A moderate earwax amount is healthy for your child because it’s lubricating, protecting, and has antibacterial features. If earwax builds up in your child’s ear, you can see it sticking around the ear. However, some signs of earwax blockage may be hard to spot, including irritated ears or reduced hearing.
Since it can be challenging to determine if your young one is experiencing pain due to earwax buildup, you can look into their ears or take them to a pediatrician for a checkup. As a parent, you can clean your child’s ears at home but carefully. This article educates you on how to clean your child’s ears.
While kids will rarely experience earwax buildup, it’s not impossible. Excess earwax buildup can cause discomfort, itchiness, ear pain, and hearing loss if left unattended. Since it’s difficult to tell when an infant or toddler has an ear problem, tugging their ears could indicate an issue.
Professional earwax removal or cerumen management will be ideal if your child has excess earwax. Ear professionals, such as HearCanada, have specialized education, professional experience, and training to safely and painlessly clean your child’s ears while flushing out the earwax without possibly damaging their ears.
A damp washcloth is the most effective and gentle way to clean your child’s ears. With this method, you won’t cause irritation. Look for a soft washcloth and put it in warm water. Wring it out to ensure water doesn’t drip down because water droplets may get stuck in your child’s ear canal, causing more clogging and irritation.

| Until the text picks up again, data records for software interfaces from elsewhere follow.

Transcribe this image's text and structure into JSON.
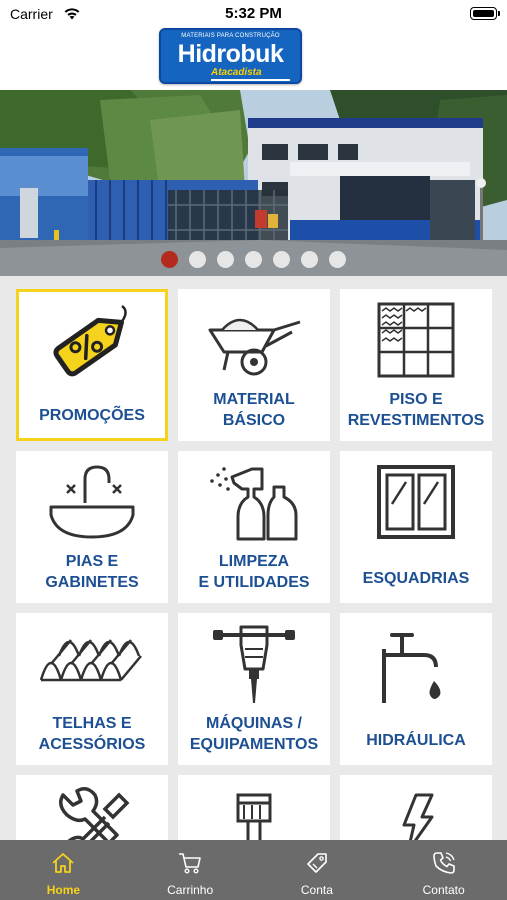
{
  "status_bar": {
    "carrier": "Carrier",
    "time": "5:32 PM"
  },
  "logo": {
    "tagline": "MATERIAIS PARA CONSTRUÇÃO",
    "name": "Hidrobuk",
    "subtitle": "Atacadista"
  },
  "banner": {
    "slide_count": 7,
    "active_slide": 0
  },
  "categories": [
    {
      "line1": "PROMOÇÕES",
      "line2": "",
      "icon": "percent-tag-icon"
    },
    {
      "line1": "MATERIAL",
      "line2": "BÁSICO",
      "icon": "wheelbarrow-icon"
    },
    {
      "line1": "PISO E",
      "line2": "REVESTIMENTOS",
      "icon": "tiles-icon"
    },
    {
      "line1": "PIAS E",
      "line2": "GABINETES",
      "icon": "sink-icon"
    },
    {
      "line1": "LIMPEZA",
      "line2": "E UTILIDADES",
      "icon": "spray-bottle-icon"
    },
    {
      "line1": "ESQUADRIAS",
      "line2": "",
      "icon": "window-icon"
    },
    {
      "line1": "TELHAS E",
      "line2": "ACESSÓRIOS",
      "icon": "roof-tile-icon"
    },
    {
      "line1": "MÁQUINAS /",
      "line2": "EQUIPAMENTOS",
      "icon": "jackhammer-icon"
    },
    {
      "line1": "HIDRÁULICA",
      "line2": "",
      "icon": "faucet-icon"
    },
    {
      "line1": "",
      "line2": "",
      "icon": "wrench-icon"
    },
    {
      "line1": "",
      "line2": "",
      "icon": "paint-brush-icon"
    },
    {
      "line1": "",
      "line2": "",
      "icon": "lightning-icon"
    }
  ],
  "tabs": [
    {
      "label": "Home",
      "icon": "home-icon",
      "active": true
    },
    {
      "label": "Carrinho",
      "icon": "cart-icon",
      "active": false
    },
    {
      "label": "Conta",
      "icon": "tag-icon",
      "active": false
    },
    {
      "label": "Contato",
      "icon": "phone-icon",
      "active": false
    }
  ],
  "colors": {
    "accent": "#f5d21b",
    "label_blue": "#1d4f93",
    "tabbar": "#6b6b6b",
    "active_dot": "#b52a1e"
  }
}
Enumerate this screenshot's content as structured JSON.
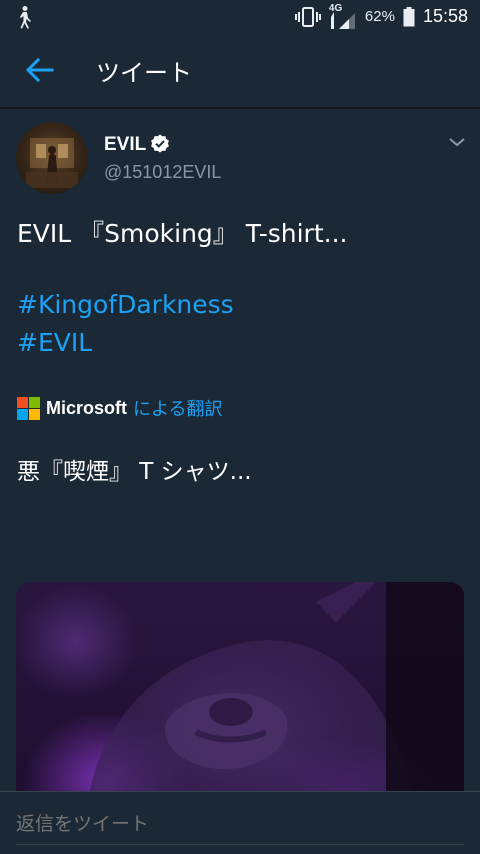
{
  "status_bar": {
    "network": "4G",
    "battery": "62%",
    "time": "15:58"
  },
  "app_bar": {
    "title": "ツイート"
  },
  "tweet": {
    "author_name": "EVIL",
    "author_handle": "@151012EVIL",
    "text": "EVIL 『Smoking』 T-shirt...",
    "hashtags": [
      "#KingofDarkness",
      "#EVIL"
    ],
    "translation": {
      "brand": "Microsoft",
      "by_label": "による翻訳",
      "text": "悪『喫煙』 T シャツ..."
    }
  },
  "reply": {
    "placeholder": "返信をツイート"
  },
  "colors": {
    "background": "#1b2836",
    "accent": "#1da1f2",
    "secondary_text": "#8899a6"
  },
  "icons": {
    "status_left": "walking-person-icon",
    "vibrate": "vibrate-icon",
    "signal": "signal-icon",
    "battery": "battery-icon",
    "back": "back-arrow-icon",
    "verified": "verified-badge-icon",
    "menu": "chevron-down-icon",
    "translator": "microsoft-logo-icon"
  }
}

Hold your child in a comfortable position and start wiping around their ears while gently trying to remove crust and other buildups. Avoid sticking the cloth inside the canal to prevent more clogging risk. Consider using a Q-tip to get to the buildup in the outer ear crevices.
If your child has had impacted earwax buildup before, ear drops or formulas from a local drug store, including Debrox or hydrogen peroxide, can come in handy. Your doctor can recommend suitable ear drops for your child. If not, you can DIY a solution using Debrox or hydrogen peroxide and distilled water in a 1:1 ratio.
If your child is susceptible to ear wax impaction, gently use a few drops of Debrox or hydrogen peroxide with an eyedropper to soften the earwax. This makes it easier for your child’s ear to naturally push the earwax out to clean it with a washcloth.
To expel earwax from your child’s ears naturally after showering or bathing, instruct them to tilt their head to one side and then the other to get the remaining water out by letting it drip.
When cleaning your child’s ears, don’t use cotton swabs because when you insert them into the canal, most of the earwax is pushed deeper into the ear. This may cause ear irritation and earwax buildup and even damage the eardrum. Similarly, you shouldn’t use your fingers to remove or scratch out earwax because they can irritate their ears.
Additionally, bacteria buildup under your nails may be transferred into the child’s ear canal, introducing dangerous bacteria. The nails may also scratch the child’s eardrum or delicate skin.
While cleaning a young one’s ears might seem easy, it should be done with great care. Consider implementing these tips to clean your child’s ear.